> What the task requires:
Look over the material for the string "pool". Copy every line where it turns up.

> Records for this exercise:
----
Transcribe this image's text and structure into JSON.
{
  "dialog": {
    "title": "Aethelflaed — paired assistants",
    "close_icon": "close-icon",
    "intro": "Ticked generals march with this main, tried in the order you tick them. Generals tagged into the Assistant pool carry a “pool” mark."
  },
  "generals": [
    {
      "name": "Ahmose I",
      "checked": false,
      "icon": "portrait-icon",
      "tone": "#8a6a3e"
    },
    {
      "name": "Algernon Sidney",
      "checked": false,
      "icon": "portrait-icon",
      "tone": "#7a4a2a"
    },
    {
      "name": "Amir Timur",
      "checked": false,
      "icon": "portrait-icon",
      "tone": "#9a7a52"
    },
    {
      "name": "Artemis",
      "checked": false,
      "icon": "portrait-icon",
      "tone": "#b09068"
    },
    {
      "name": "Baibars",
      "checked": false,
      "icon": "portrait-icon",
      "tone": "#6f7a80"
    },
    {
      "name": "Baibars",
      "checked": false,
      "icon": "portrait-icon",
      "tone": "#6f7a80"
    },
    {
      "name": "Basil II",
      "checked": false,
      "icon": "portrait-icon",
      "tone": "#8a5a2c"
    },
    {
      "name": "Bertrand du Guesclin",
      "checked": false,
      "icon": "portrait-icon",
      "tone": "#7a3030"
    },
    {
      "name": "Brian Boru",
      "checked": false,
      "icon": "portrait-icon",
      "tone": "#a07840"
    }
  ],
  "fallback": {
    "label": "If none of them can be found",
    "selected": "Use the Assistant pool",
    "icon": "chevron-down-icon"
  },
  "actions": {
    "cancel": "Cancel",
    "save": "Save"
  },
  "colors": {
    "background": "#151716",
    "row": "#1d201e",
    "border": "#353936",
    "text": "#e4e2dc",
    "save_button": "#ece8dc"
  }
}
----
> Exercise answer:
    "intro": "Ticked generals march with this main, tried in the order you tick them. Generals tagged into the Assistant pool carry a “pool” mark."
    "selected": "Use the Assistant pool",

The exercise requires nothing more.